- _Problem_
An exact retyping of all lines below is the answer; pictures do not belong in it.

- _The data_
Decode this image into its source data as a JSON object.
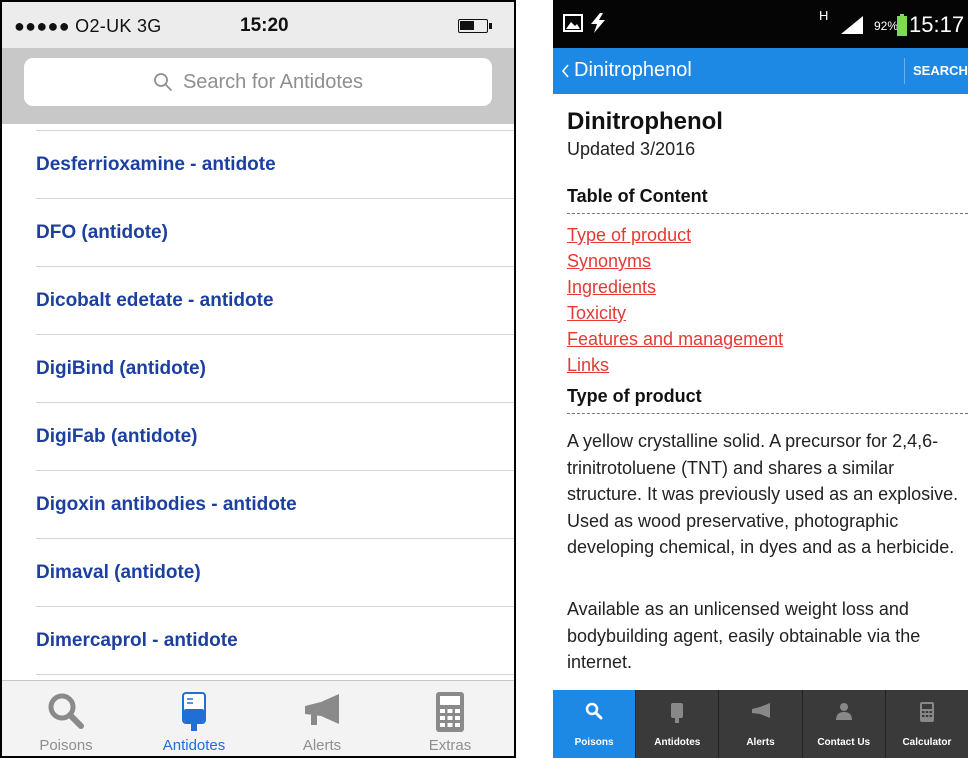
{
  "left_app": {
    "status_bar": {
      "carrier": "●●●●● O2-UK  3G",
      "time": "15:20"
    },
    "search": {
      "placeholder": "Search for Antidotes"
    },
    "list_items": [
      "Desferrioxamine - antidote",
      "DFO (antidote)",
      "Dicobalt edetate - antidote",
      "DigiBind (antidote)",
      "DigiFab (antidote)",
      "Digoxin antibodies - antidote",
      "Dimaval (antidote)",
      "Dimercaprol - antidote"
    ],
    "tabs": [
      {
        "label": "Poisons",
        "icon": "magnifier-icon",
        "active": false
      },
      {
        "label": "Antidotes",
        "icon": "iv-bag-icon",
        "active": true
      },
      {
        "label": "Alerts",
        "icon": "megaphone-icon",
        "active": false
      },
      {
        "label": "Extras",
        "icon": "calculator-icon",
        "active": false
      }
    ],
    "colors": {
      "link": "#1c3fa0",
      "active_tab": "#1f6fd6",
      "inactive_tab": "#8e8e93"
    }
  },
  "right_app": {
    "status_bar": {
      "network": "H",
      "battery": "92%",
      "time": "15:17"
    },
    "app_bar": {
      "back_label": "Dinitrophenol",
      "search_label": "SEARCH"
    },
    "page": {
      "title": "Dinitrophenol",
      "updated": "Updated 3/2016",
      "toc_heading": "Table of Content",
      "toc_links": [
        "Type of product",
        "Synonyms",
        "Ingredients",
        "Toxicity",
        "Features and management",
        "Links"
      ],
      "section_heading": "Type of product",
      "paragraph_1": "A yellow crystalline solid. A precursor for 2,4,6-trinitrotoluene (TNT) and shares a similar structure. It was previously used as an explosive. Used as wood preservative, photographic developing chemical, in dyes and as a herbicide.",
      "paragraph_2": "Available as an unlicensed weight loss and bodybuilding agent, easily obtainable via the internet."
    },
    "nav": [
      {
        "label": "Poisons",
        "icon": "magnifier-icon",
        "active": true
      },
      {
        "label": "Antidotes",
        "icon": "iv-bag-icon",
        "active": false
      },
      {
        "label": "Alerts",
        "icon": "megaphone-icon",
        "active": false
      },
      {
        "label": "Contact Us",
        "icon": "person-icon",
        "active": false
      },
      {
        "label": "Calculator",
        "icon": "calculator-icon",
        "active": false
      }
    ],
    "colors": {
      "app_bar": "#1e88e5",
      "toc_link": "#e53935",
      "nav_bg": "#3a3a3a"
    }
  }
}
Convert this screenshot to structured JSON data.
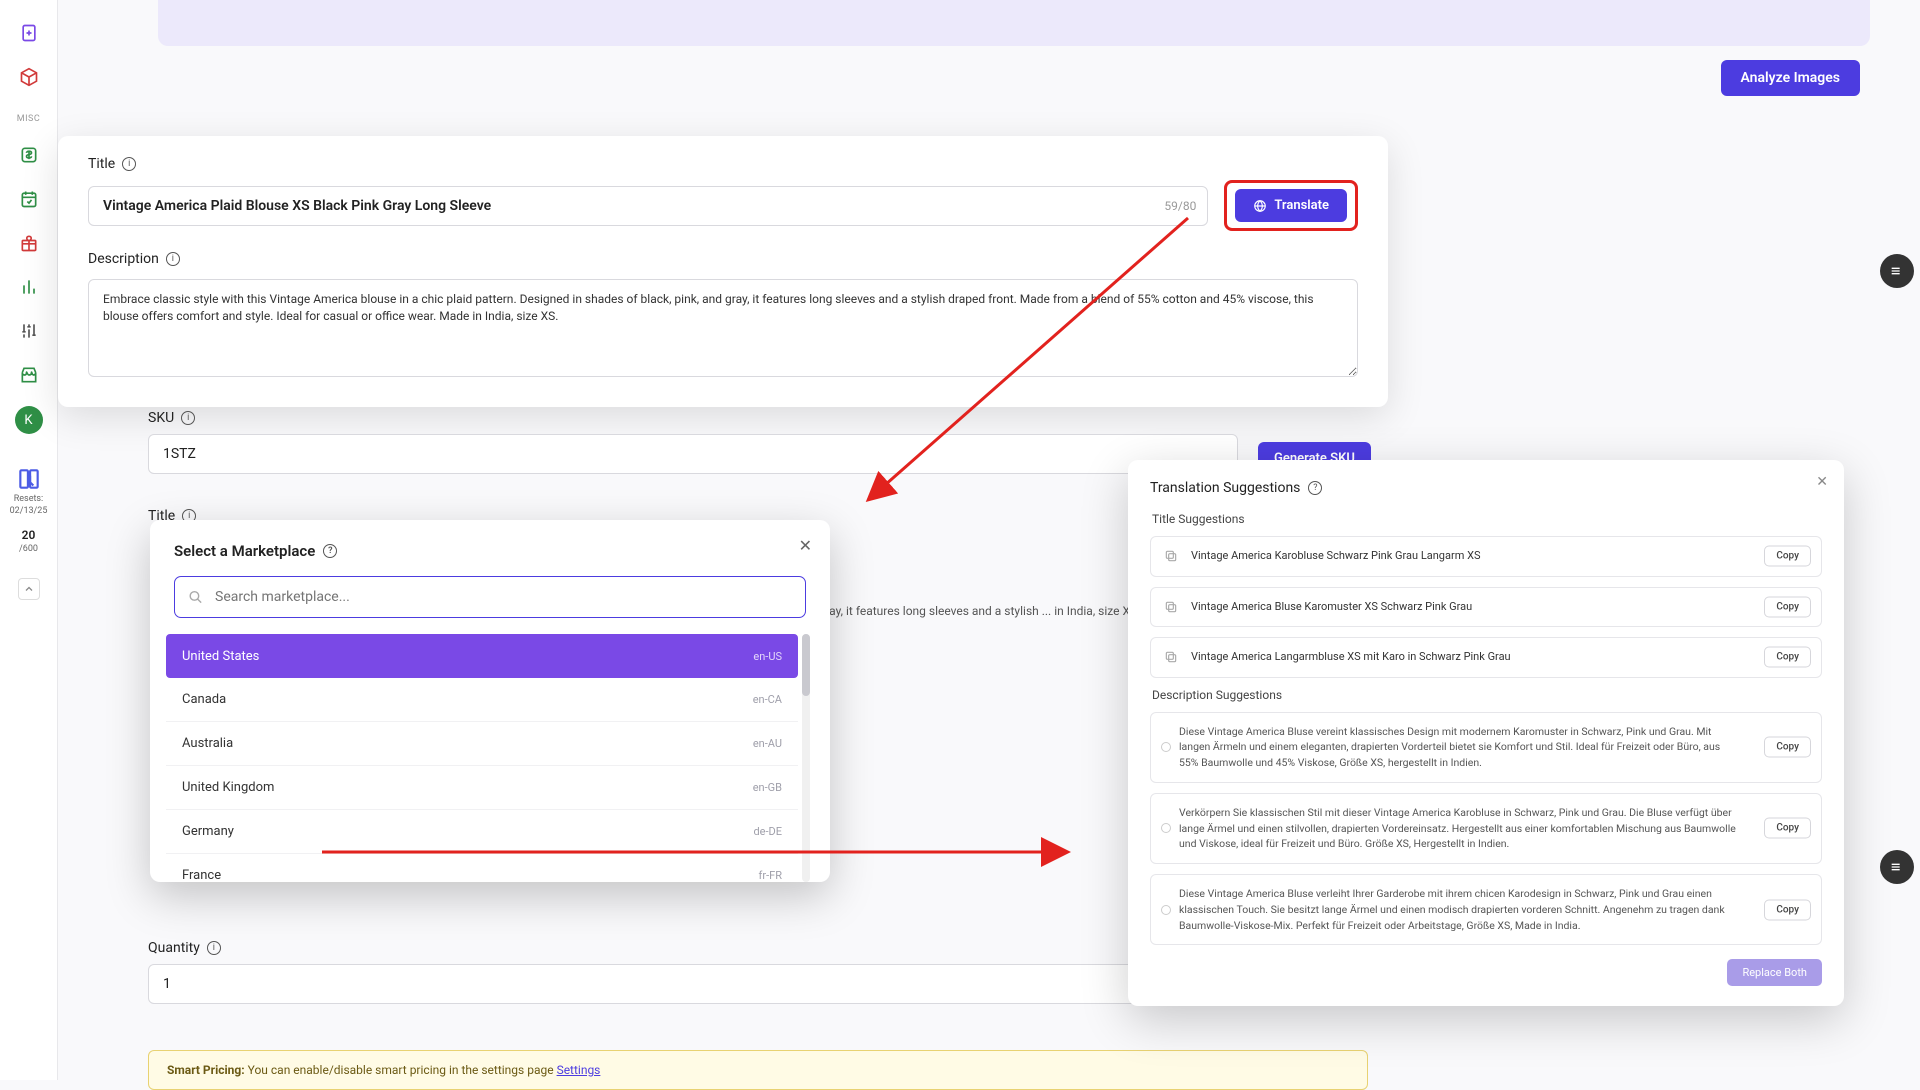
{
  "sidebar": {
    "misc_label": "MISC",
    "avatar_initial": "K",
    "resets_label": "Resets:",
    "resets_date": "02/13/25",
    "count_current": "20",
    "count_max": "/600"
  },
  "header": {
    "analyze_button": "Analyze Images"
  },
  "title_card": {
    "title_label": "Title",
    "title_value": "Vintage America Plaid Blouse XS Black Pink Gray Long Sleeve",
    "title_counter": "59/80",
    "translate_button": "Translate",
    "description_label": "Description",
    "description_value": "Embrace classic style with this Vintage America blouse in a chic plaid pattern. Designed in shades of black, pink, and gray, it features long sleeves and a stylish draped front. Made from a blend of 55% cotton and 45% viscose, this blouse offers comfort and style. Ideal for casual or office wear. Made in India, size XS."
  },
  "sku": {
    "label": "SKU",
    "value": "1STZ",
    "generate_button": "Generate SKU"
  },
  "title2": {
    "label": "Title"
  },
  "quantity": {
    "label": "Quantity",
    "value": "1"
  },
  "bg_desc_snippet": "pink, and gray, it features long sleeves and a stylish ... in India, size XS.",
  "smart_pricing": {
    "bold": "Smart Pricing:",
    "text": " You can enable/disable smart pricing in the settings page ",
    "link": "Settings"
  },
  "marketplace": {
    "title": "Select a Marketplace",
    "search_placeholder": "Search marketplace...",
    "items": [
      {
        "name": "United States",
        "code": "en-US",
        "selected": true
      },
      {
        "name": "Canada",
        "code": "en-CA",
        "selected": false
      },
      {
        "name": "Australia",
        "code": "en-AU",
        "selected": false
      },
      {
        "name": "United Kingdom",
        "code": "en-GB",
        "selected": false
      },
      {
        "name": "Germany",
        "code": "de-DE",
        "selected": false
      },
      {
        "name": "France",
        "code": "fr-FR",
        "selected": false
      }
    ]
  },
  "translation": {
    "header": "Translation Suggestions",
    "title_sub": "Title Suggestions",
    "desc_sub": "Description Suggestions",
    "copy_label": "Copy",
    "replace_button": "Replace Both",
    "titles": [
      "Vintage America Karobluse Schwarz Pink Grau Langarm XS",
      "Vintage America Bluse Karomuster XS Schwarz Pink Grau",
      "Vintage America Langarmbluse XS mit Karo in Schwarz Pink Grau"
    ],
    "descriptions": [
      "Diese Vintage America Bluse vereint klassisches Design mit modernem Karomuster in Schwarz, Pink und Grau. Mit langen Ärmeln und einem eleganten, drapierten Vorderteil bietet sie Komfort und Stil. Ideal für Freizeit oder Büro, aus 55% Baumwolle und 45% Viskose, Größe XS, hergestellt in Indien.",
      "Verkörpern Sie klassischen Stil mit dieser Vintage America Karobluse in Schwarz, Pink und Grau. Die Bluse verfügt über lange Ärmel und einen stilvollen, drapierten Vordereinsatz. Hergestellt aus einer komfortablen Mischung aus Baumwolle und Viskose, ideal für Freizeit und Büro. Größe XS, Hergestellt in Indien.",
      "Diese Vintage America Bluse verleiht Ihrer Garderobe mit ihrem chicen Karodesign in Schwarz, Pink und Grau einen klassischen Touch. Sie besitzt lange Ärmel und einen modisch drapierten vorderen Schnitt. Angenehm zu tragen dank Baumwolle-Viskose-Mix. Perfekt für Freizeit oder Arbeitstage, Größe XS, Made in India."
    ]
  }
}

- _Written response_
Decode this image into its source data as a JSON object.
{
  "left_app": {
    "status_bar": {
      "carrier": "●●●●● O2-UK  3G",
      "time": "15:20"
    },
    "search": {
      "placeholder": "Search for Antidotes"
    },
    "list_items": [
      "Desferrioxamine - antidote",
      "DFO (antidote)",
      "Dicobalt edetate - antidote",
      "DigiBind (antidote)",
      "DigiFab (antidote)",
      "Digoxin antibodies - antidote",
      "Dimaval (antidote)",
      "Dimercaprol - antidote"
    ],
    "tabs": [
      {
        "label": "Poisons",
        "icon": "magnifier-icon",
        "active": false
      },
      {
        "label": "Antidotes",
        "icon": "iv-bag-icon",
        "active": true
      },
      {
        "label": "Alerts",
        "icon": "megaphone-icon",
        "active": false
      },
      {
        "label": "Extras",
        "icon": "calculator-icon",
        "active": false
      }
    ],
    "colors": {
      "link": "#1c3fa0",
      "active_tab": "#1f6fd6",
      "inactive_tab": "#8e8e93"
    }
  },
  "right_app": {
    "status_bar": {
      "network": "H",
      "battery": "92%",
      "time": "15:17"
    },
    "app_bar": {
      "back_label": "Dinitrophenol",
      "search_label": "SEARCH"
    },
    "page": {
      "title": "Dinitrophenol",
      "updated": "Updated 3/2016",
      "toc_heading": "Table of Content",
      "toc_links": [
        "Type of product",
        "Synonyms",
        "Ingredients",
        "Toxicity",
        "Features and management",
        "Links"
      ],
      "section_heading": "Type of product",
      "paragraph_1": "A yellow crystalline solid. A precursor for 2,4,6-trinitrotoluene (TNT) and shares a similar structure. It was previously used as an explosive. Used as wood preservative, photographic developing chemical, in dyes and as a herbicide.",
      "paragraph_2": "Available as an unlicensed weight loss and bodybuilding agent, easily obtainable via the internet."
    },
    "nav": [
      {
        "label": "Poisons",
        "icon": "magnifier-icon",
        "active": true
      },
      {
        "label": "Antidotes",
        "icon": "iv-bag-icon",
        "active": false
      },
      {
        "label": "Alerts",
        "icon": "megaphone-icon",
        "active": false
      },
      {
        "label": "Contact Us",
        "icon": "person-icon",
        "active": false
      },
      {
        "label": "Calculator",
        "icon": "calculator-icon",
        "active": false
      }
    ],
    "colors": {
      "app_bar": "#1e88e5",
      "toc_link": "#e53935",
      "nav_bg": "#3a3a3a"
    }
  }
}
Convert this screenshot to structured JSON data.
{
  "sidebar": {
    "misc_label": "MISC",
    "avatar_initial": "K",
    "resets_label": "Resets:",
    "resets_date": "02/13/25",
    "count_current": "20",
    "count_max": "/600"
  },
  "header": {
    "analyze_button": "Analyze Images"
  },
  "title_card": {
    "title_label": "Title",
    "title_value": "Vintage America Plaid Blouse XS Black Pink Gray Long Sleeve",
    "title_counter": "59/80",
    "translate_button": "Translate",
    "description_label": "Description",
    "description_value": "Embrace classic style with this Vintage America blouse in a chic plaid pattern. Designed in shades of black, pink, and gray, it features long sleeves and a stylish draped front. Made from a blend of 55% cotton and 45% viscose, this blouse offers comfort and style. Ideal for casual or office wear. Made in India, size XS."
  },
  "sku": {
    "label": "SKU",
    "value": "1STZ",
    "generate_button": "Generate SKU"
  },
  "title2": {
    "label": "Title"
  },
  "quantity": {
    "label": "Quantity",
    "value": "1"
  },
  "bg_desc_snippet": "pink, and gray, it features long sleeves and a stylish ... in India, size XS.",
  "smart_pricing": {
    "bold": "Smart Pricing:",
    "text": " You can enable/disable smart pricing in the settings page ",
    "link": "Settings"
  },
  "marketplace": {
    "title": "Select a Marketplace",
    "search_placeholder": "Search marketplace...",
    "items": [
      {
        "name": "United States",
        "code": "en-US",
        "selected": true
      },
      {
        "name": "Canada",
        "code": "en-CA",
        "selected": false
      },
      {
        "name": "Australia",
        "code": "en-AU",
        "selected": false
      },
      {
        "name": "United Kingdom",
        "code": "en-GB",
        "selected": false
      },
      {
        "name": "Germany",
        "code": "de-DE",
        "selected": false
      },
      {
        "name": "France",
        "code": "fr-FR",
        "selected": false
      }
    ]
  },
  "translation": {
    "header": "Translation Suggestions",
    "title_sub": "Title Suggestions",
    "desc_sub": "Description Suggestions",
    "copy_label": "Copy",
    "replace_button": "Replace Both",
    "titles": [
      "Vintage America Karobluse Schwarz Pink Grau Langarm XS",
      "Vintage America Bluse Karomuster XS Schwarz Pink Grau",
      "Vintage America Langarmbluse XS mit Karo in Schwarz Pink Grau"
    ],
    "descriptions": [
      "Diese Vintage America Bluse vereint klassisches Design mit modernem Karomuster in Schwarz, Pink und Grau. Mit langen Ärmeln und einem eleganten, drapierten Vorderteil bietet sie Komfort und Stil. Ideal für Freizeit oder Büro, aus 55% Baumwolle und 45% Viskose, Größe XS, hergestellt in Indien.",
      "Verkörpern Sie klassischen Stil mit dieser Vintage America Karobluse in Schwarz, Pink und Grau. Die Bluse verfügt über lange Ärmel und einen stilvollen, drapierten Vordereinsatz. Hergestellt aus einer komfortablen Mischung aus Baumwolle und Viskose, ideal für Freizeit und Büro. Größe XS, Hergestellt in Indien.",
      "Diese Vintage America Bluse verleiht Ihrer Garderobe mit ihrem chicen Karodesign in Schwarz, Pink und Grau einen klassischen Touch. Sie besitzt lange Ärmel und einen modisch drapierten vorderen Schnitt. Angenehm zu tragen dank Baumwolle-Viskose-Mix. Perfekt für Freizeit oder Arbeitstage, Größe XS, Made in India."
    ]
  }
}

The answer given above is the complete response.